George S.

Well-Known Member
After reading the DP article a couple of times I'm afraid no one understands the California law. It's 750 watts but it was meant to cover 28 mph street bikes and emtb type bikes. It's not enough for the street and it is probably too much for the trails. No one understands throttles but a lot of people want a good PAS and a throttle. The layers of land ownership, state lands and federal lands, is completely confusing.

One problem is that people skim the gravy of regulations. Right now, everyone thinks they can have a 28 mph ebike. The laws have only changed in 3 states and not in 47 others. You really weren't supposed to get a throttle with a Class 3, but they are putting 20 mph throttles on some Class 3's. They seem to be shipping class 3 bikes everywhere. In most states Class 3 is meaningless. For all the talk California would lead the way to serious changes in all the states, it just hasn't happened.

I don't understand why people think there will be a surge of ebikes.
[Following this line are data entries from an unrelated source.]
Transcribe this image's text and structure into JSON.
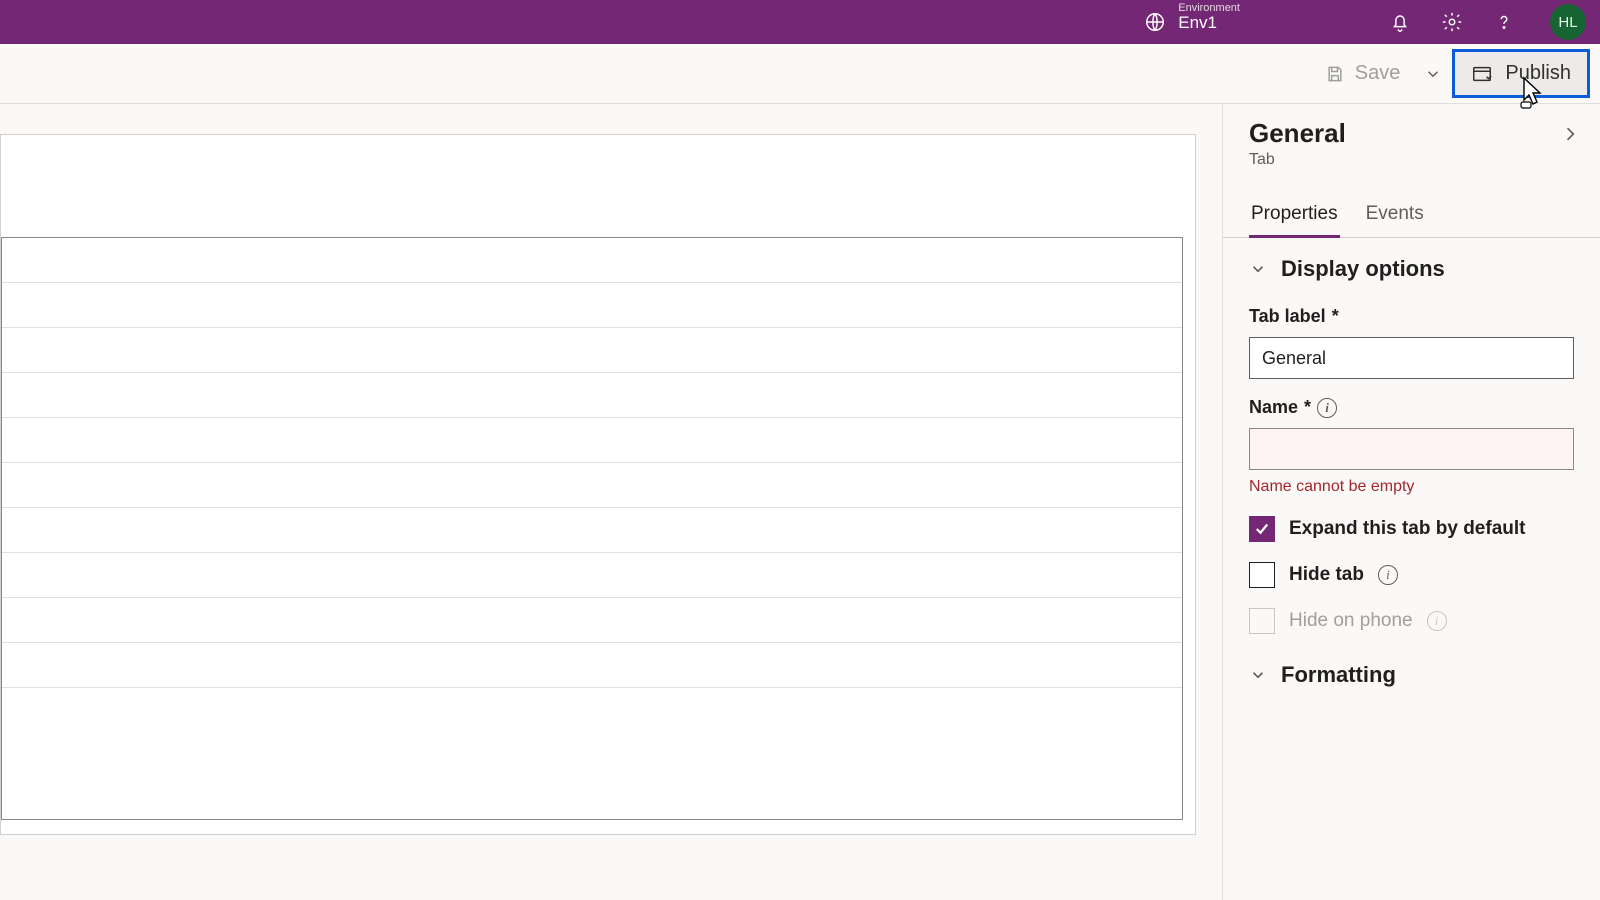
{
  "header": {
    "env_label": "Environment",
    "env_value": "Env1",
    "avatar_initials": "HL"
  },
  "commands": {
    "save_label": "Save",
    "publish_label": "Publish"
  },
  "panel": {
    "title": "General",
    "subtitle": "Tab",
    "tabs": {
      "properties": "Properties",
      "events": "Events"
    },
    "display_options": {
      "section_title": "Display options",
      "tab_label_label": "Tab label",
      "tab_label_value": "General",
      "name_label": "Name",
      "name_value": "",
      "name_error": "Name cannot be empty",
      "expand_label": "Expand this tab by default",
      "hide_label": "Hide tab",
      "hide_phone_label": "Hide on phone"
    },
    "formatting": {
      "section_title": "Formatting"
    }
  }
}
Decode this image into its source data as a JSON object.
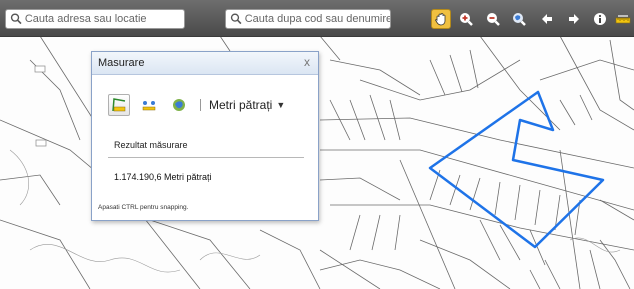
{
  "toolbar": {
    "address_search": {
      "placeholder": "Cauta adresa sau locatie",
      "icon": "search-icon"
    },
    "code_search": {
      "placeholder": "Cauta dupa cod sau denumire",
      "icon": "search-icon"
    },
    "tools": [
      {
        "name": "pan-icon",
        "active": true
      },
      {
        "name": "zoom-in-icon"
      },
      {
        "name": "zoom-out-icon"
      },
      {
        "name": "full-extent-icon"
      },
      {
        "name": "arrow-left-icon"
      },
      {
        "name": "arrow-right-icon"
      },
      {
        "name": "info-icon"
      },
      {
        "name": "measure-tool-icon"
      }
    ]
  },
  "measure_panel": {
    "title": "Masurare",
    "close_glyph": "x",
    "tools": [
      "measure-distance-icon",
      "measure-area-icon",
      "measure-location-icon"
    ],
    "unit_selected": "Metri pătrați",
    "result_label": "Rezultat măsurare",
    "result_value": "1.174.190,6 Metri pătrați",
    "hint": "Apasati CTRL pentru snapping."
  },
  "colors": {
    "toolbar_bg": "#5a5a5a",
    "measured_polygon": "#1e73e8",
    "panel_border": "#8aa2c8",
    "map_lines": "#6a6a6a"
  }
}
The US is not a biking culture. I'd like to cooperate with serious bikers, and those are mostly Lycras, around here. But powerful ebikes tend to drive those guys and gals into fervent opposition. The most popular DIY motor is 1500 watts. You can't really expect a 1500 watt fat bike to be welcome on trails. Everyone just does what they want.

This would all worry me, I guess, but I never see ebikes and I rarely see bikes. I honestly think a 6-10 kw motorcycle, street legal, would be a much more saleable product. No pedals, no exercise, but probably cheap and fairly simple with a reasonable battery pack. When they made the PAS bikes you are forced to pedal, they messed up the concept. Sure, you should pedal, but saying you have to pedal is something else.

The whole marketing program is just garbage. They say it makes you feel like Superman, a good pedal assist, that it's just like a bike. Yeah, well, for 95% of Americans bikes are outside their knowledge. They don't care. About 40% of people won't ride a bike, even on a completely isolated trail. About 10% will ride in traffic.

I just keep asking myself if this is ever going to happen. I've had 4 ebikes, still own 3. To me it is fun, but I like going slow and pedaling moderately. I'm not the mass market, for sure.
 

Nutella

Active Member
While I agree that the country as a whole isn't a biking culture, which is too bad, there is a significant population that choose to recreate on bikes. While it won't ever be like Europe, especially on the road, there will be a lot of emtbs coming, it will take a few years for the population to become bigger though.

The lobby behind the CA regulations has obviously learned that it was too vague concerning if you can ride an emtb on single track bike legal trails, with the subsequent Utah regulations that copy it, specifically stating:

(2) An individual may operate an electric assisted bicycle on a path or trail designated

390 for the use of a bicycle.
391 (3) A local authority or state agency may adopt an ordinance or rule to regulate or
392 restrict the use of an electric assisted bicycle, or a specific classification of an electric assisted
393 bicycle, on a sidewalk, path, or trail within the jurisdiction of the local authority or state

I don't understand the separate classes for throttle/PAS either, who cares how you switch on the motor?

I also think there's a market for electric mopeds or small motorcycles like you're talking about.